Skip navigation

NTSB posts latest Most Wanted List

The National Transportation Safety Board (NTSB) has released a new list of the top ten “most critical transportation issues that need to be addressed to improve safety and save lives.”

The National Transportation Safety Board (NTSB) has released a new list of the top ten “most critical transportation issues that need to be addressed to improve safety and save lives.” The Board noted that it began issuing an annual Most Wanted List in 1990. The new posting is the first one produced under a revised format developed over the past several months ”to modernize and streamline the list.”

The 10 broad issues on the list will be “highlighted” by NTSB in its advocacy efforts during the next year. "The NTSB's ability to influence transportation safety depends on our ability to communicate and advocate for changes," said NTSB Chairman Deborah A.P. Hersman. "The Most Wanted List is the most powerful tool we have to highlight our priorities."

The “issue areas” on the new Most Wanted List are:

  • Promote pilot and air traffic controller professionalism
  • Address human fatigue
  • Promote teen driving safety
  • Improve general aviation safety
  • Improve motorcycle safety
  • Require safety management systems
  • Improve runway safety
  • Address alcohol-impaired driving
  • Improve bus occupant safety
  • Require image and onboard data recorders

The issue that arguably most directly concern trucking is “human fatigue.” Regarding that, NTSB has stated that fatigue-countering mechanisms must include:

  • Science-based, data-driven hours-of-service limits, particularly for professional drivers, pilots, mechanics, and air traffic controllers.
  • The medical oversight system must recognize the dangers of sleep-related medical impairments, such as obstructive sleep apnea, and incorporate mechanisms for identifying and treating affected individuals.
  • Employers should also (1) establish science-based fatigue management systems that involve all parties (employees, management, interest groups) in developing environments to help identify the factors that cause fatigue, and (2) monitor operations to detect the presence of fatigue before it becomes a problem. Because “powering through” fatigue is simply not an acceptable option, fatigue management systems need to allow individuals to acknowledge fatigue without jeopardizing their employment.

The American Truking Assns. has already gone on record “commending” NTSB for its newest Most Wanted List. ATA presdinet & CEO Gov. Bill Graves said that in partifular, he was “pleased to see the Board and ATA share some of the same views on ways to make highways safer for all motorists.
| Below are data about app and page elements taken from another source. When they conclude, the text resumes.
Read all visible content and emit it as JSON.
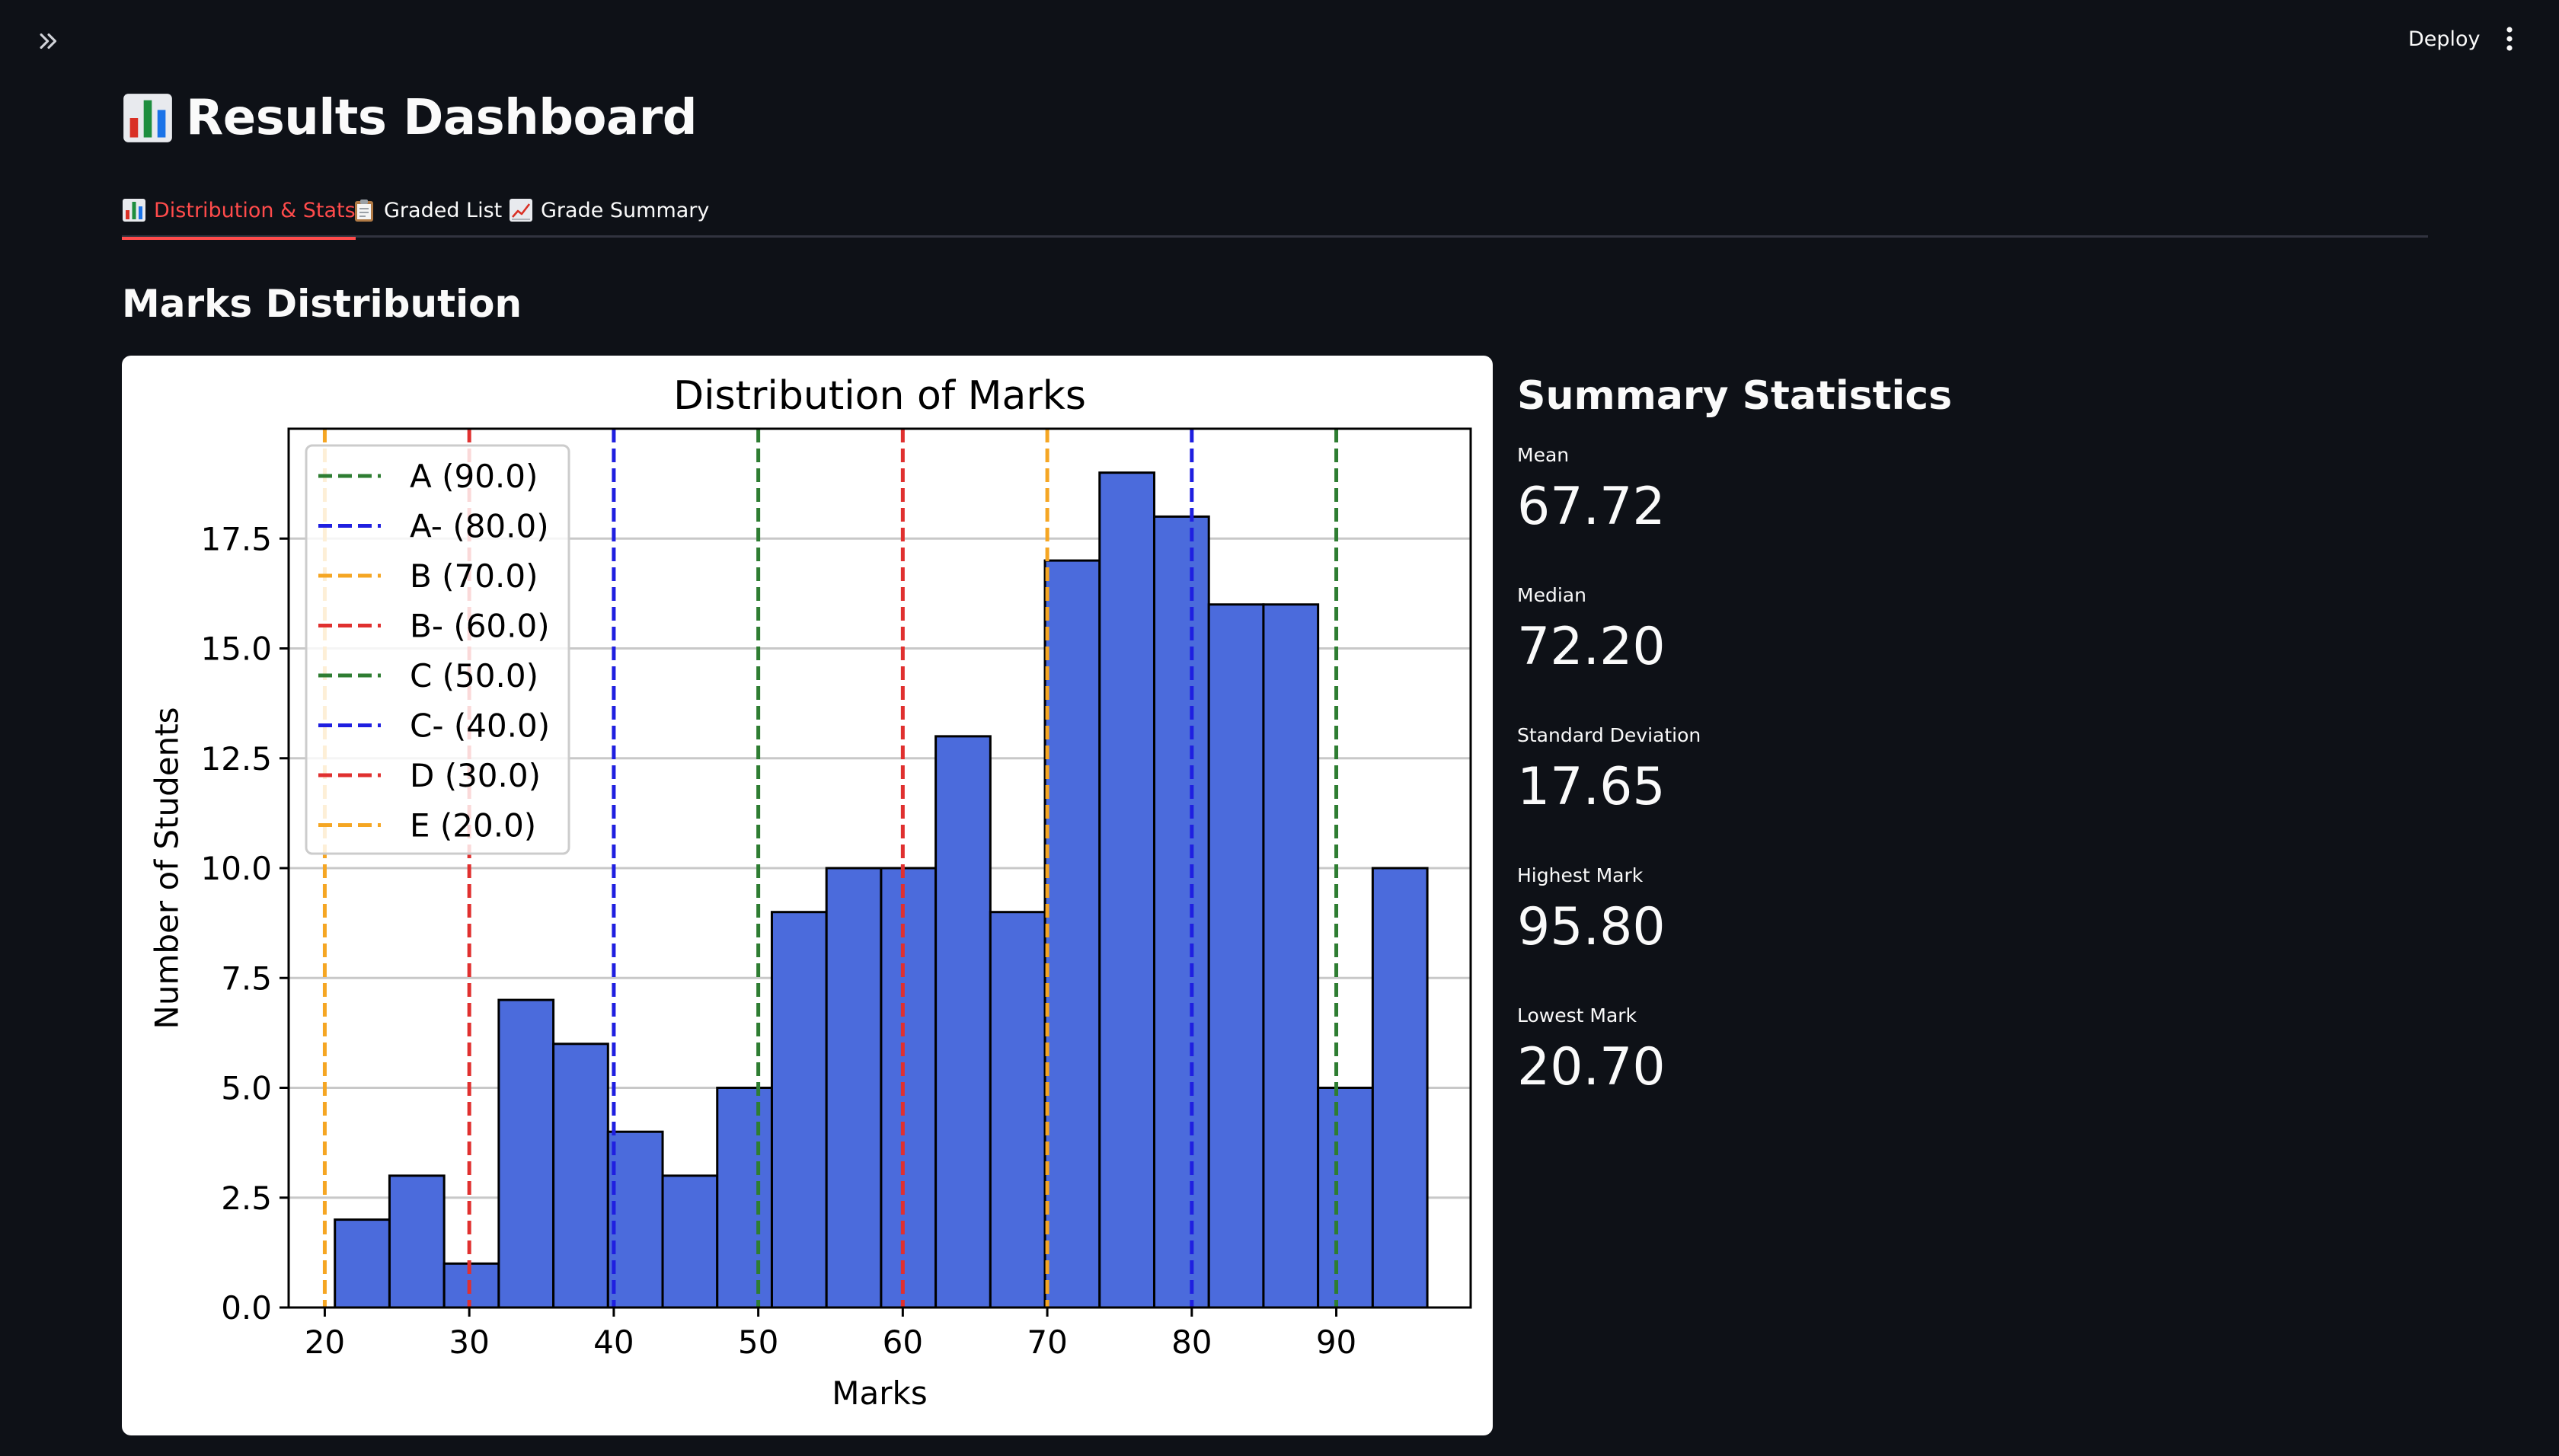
{
  "header": {
    "deploy_label": "Deploy"
  },
  "page": {
    "title": "Results Dashboard",
    "title_icon": "bar-chart-icon"
  },
  "tabs": [
    {
      "label": "Distribution & Stats",
      "icon": "bar-chart-icon",
      "active": true
    },
    {
      "label": "Graded List",
      "icon": "clipboard-icon",
      "active": false
    },
    {
      "label": "Grade Summary",
      "icon": "chart-increasing-icon",
      "active": false
    }
  ],
  "section": {
    "heading": "Marks Distribution"
  },
  "stats": {
    "heading": "Summary Statistics",
    "metrics": [
      {
        "label": "Mean",
        "value": "67.72"
      },
      {
        "label": "Median",
        "value": "72.20"
      },
      {
        "label": "Standard Deviation",
        "value": "17.65"
      },
      {
        "label": "Highest Mark",
        "value": "95.80"
      },
      {
        "label": "Lowest Mark",
        "value": "20.70"
      }
    ]
  },
  "colors": {
    "accent": "#ff4b4b",
    "background": "#0e1117",
    "bar_fill": "#4b6bdc",
    "grade_green": "#2e7d32",
    "grade_blue": "#1f1fe0",
    "grade_orange": "#f5a623",
    "grade_red": "#e0302f"
  },
  "chart_data": {
    "type": "bar",
    "title": "Distribution of Marks",
    "xlabel": "Marks",
    "ylabel": "Number of Students",
    "bin_edges": [
      20.7,
      24.48,
      28.26,
      32.04,
      35.82,
      39.6,
      43.38,
      47.16,
      50.94,
      54.72,
      58.5,
      62.28,
      66.06,
      69.84,
      73.62,
      77.4,
      81.18,
      84.96,
      88.74,
      92.52,
      96.3
    ],
    "values": [
      2,
      3,
      1,
      7,
      6,
      4,
      3,
      5,
      9,
      10,
      10,
      13,
      9,
      17,
      19,
      18,
      16,
      16,
      5,
      10
    ],
    "xlim": [
      17.5,
      99.3
    ],
    "ylim": [
      0,
      20
    ],
    "xticks": [
      20,
      30,
      40,
      50,
      60,
      70,
      80,
      90
    ],
    "yticks": [
      0.0,
      2.5,
      5.0,
      7.5,
      10.0,
      12.5,
      15.0,
      17.5
    ],
    "grid": "y",
    "legend_position": "top-left",
    "thresholds": [
      {
        "label": "A (90.0)",
        "x": 90,
        "color": "#2e7d32"
      },
      {
        "label": "A- (80.0)",
        "x": 80,
        "color": "#1f1fe0"
      },
      {
        "label": "B (70.0)",
        "x": 70,
        "color": "#f5a623"
      },
      {
        "label": "B- (60.0)",
        "x": 60,
        "color": "#e0302f"
      },
      {
        "label": "C (50.0)",
        "x": 50,
        "color": "#2e7d32"
      },
      {
        "label": "C- (40.0)",
        "x": 40,
        "color": "#1f1fe0"
      },
      {
        "label": "D (30.0)",
        "x": 30,
        "color": "#e0302f"
      },
      {
        "label": "E (20.0)",
        "x": 20,
        "color": "#f5a623"
      }
    ]
  }
}
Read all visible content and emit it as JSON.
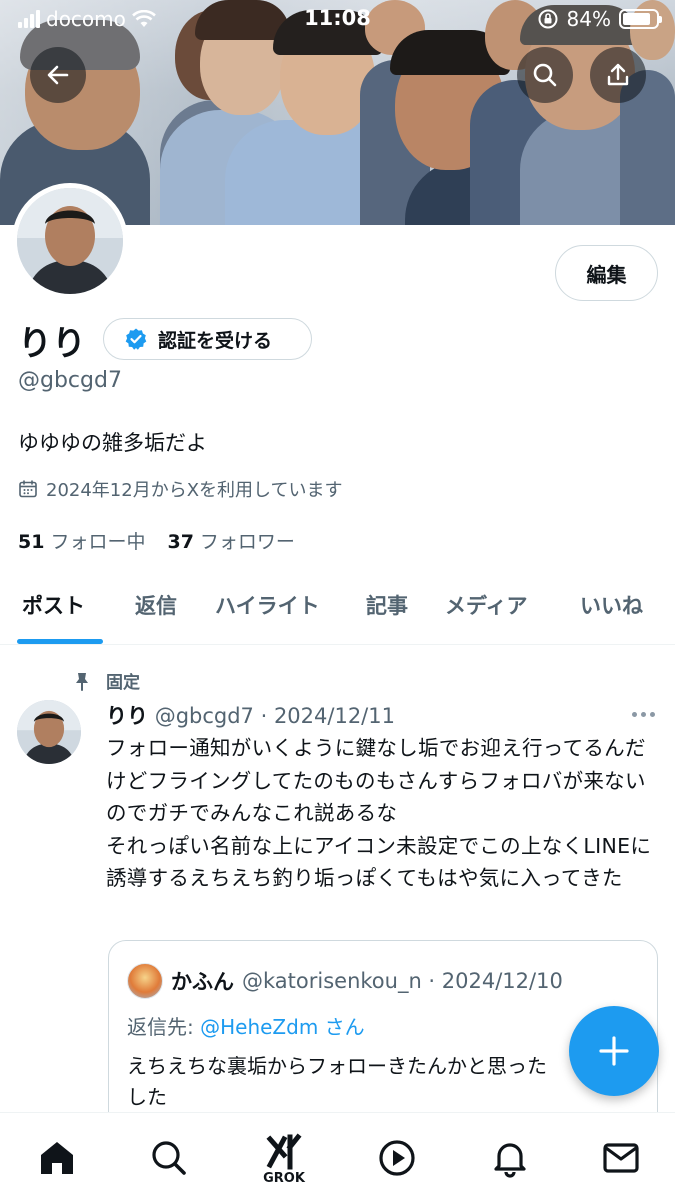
{
  "status_bar": {
    "carrier": "docomo",
    "time": "11:08",
    "battery": "84%",
    "battery_level": 0.84
  },
  "header": {
    "back_icon": "arrow-left-icon",
    "search_icon": "search-icon",
    "share_icon": "share-icon"
  },
  "profile": {
    "name": "りり",
    "verify_label": "認証を受ける",
    "handle": "@gbcgd7",
    "edit_label": "編集",
    "bio": "ゆゆゆの雑多垢だよ",
    "joined": "2024年12月からXを利用しています",
    "following_count": "51",
    "following_label": "フォロー中",
    "followers_count": "37",
    "followers_label": "フォロワー"
  },
  "tabs": [
    {
      "label": "ポスト"
    },
    {
      "label": "返信"
    },
    {
      "label": "ハイライト"
    },
    {
      "label": "記事"
    },
    {
      "label": "メディア"
    },
    {
      "label": "いいね"
    }
  ],
  "post": {
    "pinned_label": "固定",
    "author_name": "りり",
    "author_meta": "@gbcgd7 · 2024/12/11",
    "text": "フォロー通知がいくように鍵なし垢でお迎え行ってるんだけどフライングしてたのものもさんすらフォロバが来ないのでガチでみんなこれ説あるな\nそれっぽい名前な上にアイコン未設定でこの上なくLINEに誘導するえちえち釣り垢っぽくてもはや気に入ってきた",
    "quote": {
      "author_name": "かふん",
      "author_meta": "@katorisenkou_n · 2024/12/10",
      "reply_prefix": "返信先: ",
      "reply_to": "@HeheZdm さん",
      "text": "えちえちな裏垢からフォローきたんかと思った\nした"
    }
  },
  "bottom_nav": {
    "grok_label": "GROK"
  },
  "colors": {
    "accent": "#1d9bf0",
    "text": "#0f1419",
    "muted": "#536471"
  }
}
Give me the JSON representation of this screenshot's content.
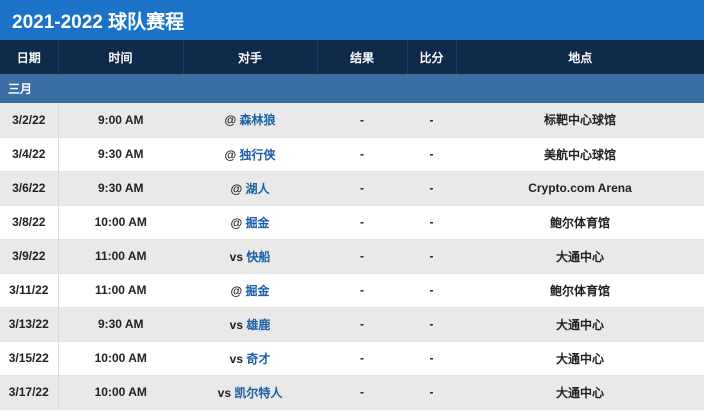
{
  "title": "2021-2022 球队赛程",
  "headers": [
    "日期",
    "时间",
    "对手",
    "结果",
    "比分",
    "地点"
  ],
  "month": "三月",
  "games": [
    {
      "date": "3/2/22",
      "time": "9:00 AM",
      "prefix": "@",
      "team": "森林狼",
      "result": "-",
      "score": "-",
      "venue": "标靶中心球馆"
    },
    {
      "date": "3/4/22",
      "time": "9:30 AM",
      "prefix": "@",
      "team": "独行侠",
      "result": "-",
      "score": "-",
      "venue": "美航中心球馆"
    },
    {
      "date": "3/6/22",
      "time": "9:30 AM",
      "prefix": "@",
      "team": "湖人",
      "result": "-",
      "score": "-",
      "venue": "Crypto.com Arena"
    },
    {
      "date": "3/8/22",
      "time": "10:00 AM",
      "prefix": "@",
      "team": "掘金",
      "result": "-",
      "score": "-",
      "venue": "鲍尔体育馆"
    },
    {
      "date": "3/9/22",
      "time": "11:00 AM",
      "prefix": "vs",
      "team": "快船",
      "result": "-",
      "score": "-",
      "venue": "大通中心"
    },
    {
      "date": "3/11/22",
      "time": "11:00 AM",
      "prefix": "@",
      "team": "掘金",
      "result": "-",
      "score": "-",
      "venue": "鲍尔体育馆"
    },
    {
      "date": "3/13/22",
      "time": "9:30 AM",
      "prefix": "vs",
      "team": "雄鹿",
      "result": "-",
      "score": "-",
      "venue": "大通中心"
    },
    {
      "date": "3/15/22",
      "time": "10:00 AM",
      "prefix": "vs",
      "team": "奇才",
      "result": "-",
      "score": "-",
      "venue": "大通中心"
    },
    {
      "date": "3/17/22",
      "time": "10:00 AM",
      "prefix": "vs",
      "team": "凯尔特人",
      "result": "-",
      "score": "-",
      "venue": "大通中心"
    }
  ]
}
“ATA’s progressive safety agenda calls for tools to eliminate drunk driving such as ignition interlock devices for repeat offenders and stronger open container laws, so we were pleased to see that Addressing Alcohol Impaired Driving is on NTSB’s revised Most Wanted List,” he continued in a statement released this morning.

“Also, ATA shares many of the observations Board Member Rosekind made on driver fatigue,” pointed out Graves. “ As Dr. Rosekind noted that hours-of-service regulations must be science-based and that, hours of service regulations alone – though necessary – are an insufficient solution. “

According to Graves, ATA “has long called for more effective measures to address driver fatigue, such as development of fatigue management plans and driver sleep disorder screening programs. Most recently, ATA members adopted a policy supporting a federal mandate of electronic logging devices to monitor hours of service for truck drivers.

“We look forward to working with NTSB on ways to further improve highway safety and urge the Board to prioritize its efforts on the most prevalent causes of crashes including speeding and other problem driver behaviors,” he added.

Hide comments


  • Allowed HTML tags: <em> <strong> <blockquote> <br> <p>

Plain text

  • No HTML tags allowed.
  • Web page addresses and e-mail addresses turn into links automatically.
  • Lines and paragraphs break automatically.